Colon Cancer Awareness Month – Risks, Symptoms and Treatment
Colorectal cancer is cancer that starts in the colon or rectum. The colon and the rectum are parts of the large intestine, which is the lower part of the body’s digestive system. During digestion, food moves through the stomach and small intestine into the colon. The colon absorbs water and nutrients from the food and stores waste matter (stool). Stool moves from the colon into the rectum before it leaves the body.
Most colorectal cancers are adenocarcinomas (cancers that begin in cells that make and release mucus and other fluids). Colorectal cancer often begins as a growth called a polyp, which may form on the inner wall of the colon or rectum. Some polyps become cancer over time. Finding and removing polyps can prevent colorectal cancer.
Colorectal cancer is the fourth most common type of cancer diagnosed in the United States. Deaths from colorectal cancer have decreased with the use of colonoscopies and fecal blood tests, which check for blood in the stool.
Older age is a main risk factor for most cancers.
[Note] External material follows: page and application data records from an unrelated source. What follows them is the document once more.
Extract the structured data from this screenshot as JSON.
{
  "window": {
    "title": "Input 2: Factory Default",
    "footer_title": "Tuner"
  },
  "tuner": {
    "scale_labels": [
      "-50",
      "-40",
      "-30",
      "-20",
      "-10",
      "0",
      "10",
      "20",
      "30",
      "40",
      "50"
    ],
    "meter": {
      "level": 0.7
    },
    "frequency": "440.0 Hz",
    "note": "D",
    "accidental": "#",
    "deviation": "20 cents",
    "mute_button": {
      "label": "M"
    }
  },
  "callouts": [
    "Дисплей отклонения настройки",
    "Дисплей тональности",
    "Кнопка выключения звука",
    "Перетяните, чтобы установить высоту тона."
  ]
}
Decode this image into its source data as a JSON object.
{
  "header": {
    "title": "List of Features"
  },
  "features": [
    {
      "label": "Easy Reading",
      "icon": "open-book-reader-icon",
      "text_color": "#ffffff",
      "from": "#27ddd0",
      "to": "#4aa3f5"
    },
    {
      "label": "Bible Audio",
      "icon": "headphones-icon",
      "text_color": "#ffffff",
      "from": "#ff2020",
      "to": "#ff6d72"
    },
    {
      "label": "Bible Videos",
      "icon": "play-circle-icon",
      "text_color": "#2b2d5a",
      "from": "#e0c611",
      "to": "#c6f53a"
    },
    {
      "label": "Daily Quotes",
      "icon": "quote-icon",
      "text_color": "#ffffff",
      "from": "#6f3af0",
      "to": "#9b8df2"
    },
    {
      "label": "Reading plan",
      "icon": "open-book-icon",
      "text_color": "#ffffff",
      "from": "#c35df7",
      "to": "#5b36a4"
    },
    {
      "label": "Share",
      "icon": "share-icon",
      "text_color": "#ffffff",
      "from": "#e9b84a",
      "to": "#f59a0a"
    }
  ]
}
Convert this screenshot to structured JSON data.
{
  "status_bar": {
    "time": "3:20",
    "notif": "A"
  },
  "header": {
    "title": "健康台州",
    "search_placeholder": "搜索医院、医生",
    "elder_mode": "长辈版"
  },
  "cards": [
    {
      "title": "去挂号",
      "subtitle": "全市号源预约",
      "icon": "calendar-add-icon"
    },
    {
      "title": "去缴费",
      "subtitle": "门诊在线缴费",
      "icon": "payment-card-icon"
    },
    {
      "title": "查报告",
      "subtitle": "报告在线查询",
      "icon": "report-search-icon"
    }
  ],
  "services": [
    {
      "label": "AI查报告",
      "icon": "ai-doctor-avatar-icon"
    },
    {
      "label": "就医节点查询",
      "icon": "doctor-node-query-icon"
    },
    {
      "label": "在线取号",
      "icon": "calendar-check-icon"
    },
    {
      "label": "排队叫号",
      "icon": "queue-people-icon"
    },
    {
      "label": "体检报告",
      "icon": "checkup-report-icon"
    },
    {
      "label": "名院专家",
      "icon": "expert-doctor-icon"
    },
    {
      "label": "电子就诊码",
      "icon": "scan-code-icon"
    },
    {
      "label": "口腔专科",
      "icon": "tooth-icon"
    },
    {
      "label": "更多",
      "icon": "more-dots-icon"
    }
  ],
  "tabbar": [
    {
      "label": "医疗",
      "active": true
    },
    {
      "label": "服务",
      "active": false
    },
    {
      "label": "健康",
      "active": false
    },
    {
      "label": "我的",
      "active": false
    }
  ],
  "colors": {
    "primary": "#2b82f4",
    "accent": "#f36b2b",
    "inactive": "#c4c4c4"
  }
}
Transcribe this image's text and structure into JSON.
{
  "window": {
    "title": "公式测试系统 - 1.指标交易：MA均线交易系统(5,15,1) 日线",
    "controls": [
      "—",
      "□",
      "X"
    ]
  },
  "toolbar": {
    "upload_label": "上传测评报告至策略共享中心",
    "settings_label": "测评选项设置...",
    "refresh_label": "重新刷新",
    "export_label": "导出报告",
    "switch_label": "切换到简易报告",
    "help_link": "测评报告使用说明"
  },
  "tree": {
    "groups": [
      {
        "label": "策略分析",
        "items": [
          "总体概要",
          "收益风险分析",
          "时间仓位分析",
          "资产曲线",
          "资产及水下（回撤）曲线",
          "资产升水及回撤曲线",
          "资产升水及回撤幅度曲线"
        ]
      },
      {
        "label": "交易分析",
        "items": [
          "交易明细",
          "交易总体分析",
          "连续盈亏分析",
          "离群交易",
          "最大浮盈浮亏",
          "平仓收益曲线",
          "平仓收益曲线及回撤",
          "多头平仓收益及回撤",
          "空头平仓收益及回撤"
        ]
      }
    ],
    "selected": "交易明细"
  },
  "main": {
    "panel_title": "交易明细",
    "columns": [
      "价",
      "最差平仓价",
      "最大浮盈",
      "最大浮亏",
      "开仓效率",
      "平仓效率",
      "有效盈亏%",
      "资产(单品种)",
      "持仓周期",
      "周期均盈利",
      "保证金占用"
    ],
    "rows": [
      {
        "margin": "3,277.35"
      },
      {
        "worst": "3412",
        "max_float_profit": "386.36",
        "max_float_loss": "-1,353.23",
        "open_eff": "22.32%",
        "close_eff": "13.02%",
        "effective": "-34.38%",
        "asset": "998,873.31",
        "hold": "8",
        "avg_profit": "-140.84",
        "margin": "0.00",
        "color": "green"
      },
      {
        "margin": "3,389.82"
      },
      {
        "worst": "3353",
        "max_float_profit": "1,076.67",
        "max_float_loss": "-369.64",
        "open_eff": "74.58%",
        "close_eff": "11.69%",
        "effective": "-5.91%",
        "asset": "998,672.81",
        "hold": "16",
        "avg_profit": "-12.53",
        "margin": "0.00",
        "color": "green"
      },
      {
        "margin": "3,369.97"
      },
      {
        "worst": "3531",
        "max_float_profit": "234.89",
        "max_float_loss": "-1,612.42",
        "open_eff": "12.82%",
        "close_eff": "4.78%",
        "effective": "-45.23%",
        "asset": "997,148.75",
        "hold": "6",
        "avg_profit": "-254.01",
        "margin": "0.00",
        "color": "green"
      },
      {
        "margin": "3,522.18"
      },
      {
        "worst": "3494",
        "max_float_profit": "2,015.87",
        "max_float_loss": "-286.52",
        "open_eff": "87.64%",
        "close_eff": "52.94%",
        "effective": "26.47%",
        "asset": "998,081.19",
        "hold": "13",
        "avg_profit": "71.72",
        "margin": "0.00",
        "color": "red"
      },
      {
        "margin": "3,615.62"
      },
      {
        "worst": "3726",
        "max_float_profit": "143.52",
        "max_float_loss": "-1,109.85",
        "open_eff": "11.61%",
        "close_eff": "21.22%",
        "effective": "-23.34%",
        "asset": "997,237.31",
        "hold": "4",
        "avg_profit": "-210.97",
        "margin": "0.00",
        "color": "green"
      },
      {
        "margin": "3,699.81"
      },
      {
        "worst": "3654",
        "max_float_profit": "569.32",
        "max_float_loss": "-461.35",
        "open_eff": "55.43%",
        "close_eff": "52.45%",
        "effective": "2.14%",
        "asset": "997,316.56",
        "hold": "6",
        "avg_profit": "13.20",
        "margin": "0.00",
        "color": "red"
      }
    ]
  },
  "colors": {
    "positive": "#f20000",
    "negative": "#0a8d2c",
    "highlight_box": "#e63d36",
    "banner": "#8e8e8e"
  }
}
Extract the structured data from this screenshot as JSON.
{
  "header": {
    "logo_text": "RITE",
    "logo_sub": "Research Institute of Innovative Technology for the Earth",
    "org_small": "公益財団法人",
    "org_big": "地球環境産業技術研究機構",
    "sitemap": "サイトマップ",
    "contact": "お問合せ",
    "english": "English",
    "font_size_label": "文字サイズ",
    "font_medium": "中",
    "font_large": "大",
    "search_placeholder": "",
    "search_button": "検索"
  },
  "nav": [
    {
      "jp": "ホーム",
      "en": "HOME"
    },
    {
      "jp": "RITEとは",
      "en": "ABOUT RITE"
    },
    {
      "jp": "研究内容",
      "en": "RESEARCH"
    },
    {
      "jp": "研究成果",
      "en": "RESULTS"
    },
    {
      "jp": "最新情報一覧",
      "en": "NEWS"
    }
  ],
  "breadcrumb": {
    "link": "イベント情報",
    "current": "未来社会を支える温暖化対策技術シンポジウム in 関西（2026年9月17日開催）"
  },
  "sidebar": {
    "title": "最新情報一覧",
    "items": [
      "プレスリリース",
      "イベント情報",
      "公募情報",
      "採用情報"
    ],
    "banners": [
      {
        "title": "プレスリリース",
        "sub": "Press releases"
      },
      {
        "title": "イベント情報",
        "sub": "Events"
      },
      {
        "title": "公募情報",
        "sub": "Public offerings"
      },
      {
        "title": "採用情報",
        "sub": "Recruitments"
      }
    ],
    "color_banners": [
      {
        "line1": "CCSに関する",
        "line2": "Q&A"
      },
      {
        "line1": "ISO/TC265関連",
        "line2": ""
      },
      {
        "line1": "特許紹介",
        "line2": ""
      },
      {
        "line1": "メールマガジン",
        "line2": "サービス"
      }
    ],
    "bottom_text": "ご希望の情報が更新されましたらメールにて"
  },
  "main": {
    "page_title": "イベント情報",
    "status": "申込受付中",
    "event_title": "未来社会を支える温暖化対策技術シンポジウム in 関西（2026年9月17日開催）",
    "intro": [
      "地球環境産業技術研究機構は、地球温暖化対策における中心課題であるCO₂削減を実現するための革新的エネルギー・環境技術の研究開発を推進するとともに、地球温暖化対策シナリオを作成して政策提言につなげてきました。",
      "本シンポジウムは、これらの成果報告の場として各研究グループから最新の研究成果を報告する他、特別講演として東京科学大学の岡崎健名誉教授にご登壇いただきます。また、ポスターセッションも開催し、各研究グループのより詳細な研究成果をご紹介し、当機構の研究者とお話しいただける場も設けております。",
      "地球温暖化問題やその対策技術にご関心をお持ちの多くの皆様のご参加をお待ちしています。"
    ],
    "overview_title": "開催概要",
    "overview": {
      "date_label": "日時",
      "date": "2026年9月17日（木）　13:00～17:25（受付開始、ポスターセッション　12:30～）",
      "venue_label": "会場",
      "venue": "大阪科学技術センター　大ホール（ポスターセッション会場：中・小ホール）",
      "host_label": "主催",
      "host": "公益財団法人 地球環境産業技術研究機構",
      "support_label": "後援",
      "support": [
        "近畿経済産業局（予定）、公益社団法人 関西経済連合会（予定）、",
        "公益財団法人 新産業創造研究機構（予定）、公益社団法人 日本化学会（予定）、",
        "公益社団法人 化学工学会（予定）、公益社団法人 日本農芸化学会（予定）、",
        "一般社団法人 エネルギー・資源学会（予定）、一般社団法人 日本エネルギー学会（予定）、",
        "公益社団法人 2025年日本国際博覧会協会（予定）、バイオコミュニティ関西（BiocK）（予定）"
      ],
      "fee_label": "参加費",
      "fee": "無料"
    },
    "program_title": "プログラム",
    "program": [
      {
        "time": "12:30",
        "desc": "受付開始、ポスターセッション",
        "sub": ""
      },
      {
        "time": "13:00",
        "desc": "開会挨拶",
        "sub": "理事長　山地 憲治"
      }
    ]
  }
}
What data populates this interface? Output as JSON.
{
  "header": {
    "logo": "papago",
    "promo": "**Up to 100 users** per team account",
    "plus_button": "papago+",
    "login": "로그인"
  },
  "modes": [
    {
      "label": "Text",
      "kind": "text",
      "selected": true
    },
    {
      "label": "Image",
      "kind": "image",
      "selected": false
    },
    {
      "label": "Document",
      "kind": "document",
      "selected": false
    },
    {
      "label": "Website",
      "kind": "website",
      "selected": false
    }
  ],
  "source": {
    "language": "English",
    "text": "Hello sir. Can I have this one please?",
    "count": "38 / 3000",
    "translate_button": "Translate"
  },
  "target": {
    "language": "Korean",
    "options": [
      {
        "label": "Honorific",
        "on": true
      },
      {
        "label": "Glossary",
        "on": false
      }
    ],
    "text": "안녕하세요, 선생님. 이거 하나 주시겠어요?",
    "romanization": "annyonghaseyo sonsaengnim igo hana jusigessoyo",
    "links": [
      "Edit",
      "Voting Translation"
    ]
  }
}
The chance of getting cancer increases as you get older Other risk factors for colorectal cancer include:
- Family history of colon or rectal cancer
- Personal history of colon, rectum or ovarian cancer
- Personal history of colorectal polyps that are 1 cm or larger.
- Personal history of chronic ulcerative colitis or Crohn disease for 8 years or more.
- Drinking three or more alcoholic beverages per day
- Cigarette smoking
- Being of African descent (black)
- Being obese
Signs and symptoms of colorectal cancer include:
- Blood in the stool or a change in bowel habits
- Diarrhea, constipation, or feeling that the bowel does not empty all the way
- Stools that are narrower than usual
- Frequent gas pain, bloating, fullness or cramps
- Weight loss for not apparent reason
- Feeling very tired
Colorectal cancer treatment and chance of recovery depends on the size, location, and how far the cancer has spread. Common treatments include surgery to remove the cancer, chemotherapy, and radiation therapy. However, researchers have been working for decades on finding new treatments to improve patient outcomes. These efforts include the development of more effective—and less toxic treatments—such as targeted therapies, immunotherapies, and cancer vaccines. Further development of chemotherapy, radiation therapy and surgery are also being improved. Some studies are working to improve the patient’s ability to receive effective cancer treatment by managing the treatment’s toxic effects.
By having a better understanding about how specific types of tumors grow, researchers are able to develop targeted therapies and immunotherapies to expand treatment options available to patients with certain types of cancer.
An important part of the research process is patient participation in clinical trials. If joining a clinical trial is a treatment option you’d like to consider, the best place to start is to talk with your doctor or another member of your health care team. Often, your doctor may know about a clinical trial that could be a good option for you. He or she may also be able to search for a trial for you, provide information, and answer questions to help you decide about joining a clinical trial.
Some doctors may not be aware of or recommend clinical trials that could be appropriate for you. If so, you may want to get a second opinion about your treatment options, including taking part in a clinical trial.
If you decide to look for trials on your own, the following steps can guide you in your search. This information should not be used in place of advice from your doctor or other members of your health care team. This guide takes you through the following steps:
- You must know certain details about your cancer diagnosis. You will need to compare these details with the eligibility criteria of any trial that interests you. Eligibility criteria are the guidelines for who can and cannot take part in a certain clinical trial.
- Research available trials. There are many lists of cancer clinical trials taking place in the United States. Some trials are funded by nonprofit organizations, including the U.S. government. Others are funded by for-profit groups, such as drug companies. Hospitals and academic medical centers also sponsor trials conducted by their own researchers. Because of the many types of sponsors, no single list contains every clinical trial.
- Take a closer look at the trials that interest you. Learn about the main purpose of the trial and determine whether a new treatment is safe and well-tolerated. Find out if your cancer diagnosis and overall state of health matches the trial’s eligibility criteria. Talk with your doctor about how quickly you need to make a treatment decision. Some trials prefer you join prior to having any treatment. The location of the trial is also important. For example, some trials may be close to home and others may require you to travel to the site in order to participate.
- Contact the trial team. You can either choose to contact the trial coordinator directly by phone or through their website, or you may have your doctor contact them on your behalf. It is the trial coordinator’s job to decide whether you are likely to be eligible to join the trial. However, a final decision will probably not be made until you have met with a doctor who is part of the trial team.
- Ask questions. Whether it’s you or someone from your healthcare team, it’s important to speak with the clinical trial team to get answers to all of your questions so you can decide whether or not to take part in the trial. Also talk to your doctor before you make a final decision. You will want to know the potential risks and benefits of all treatment options available to you. The final decision to join the trial or not is your choice.
- Make an appointment. If you decide to join a clinical trial for which you are eligible, schedule a visit with the team running the trial.
Don’t forget to stop by one of our stores and pick up your FREE colon cancer screening kit – while supplies last!
Source: National Cancer Institute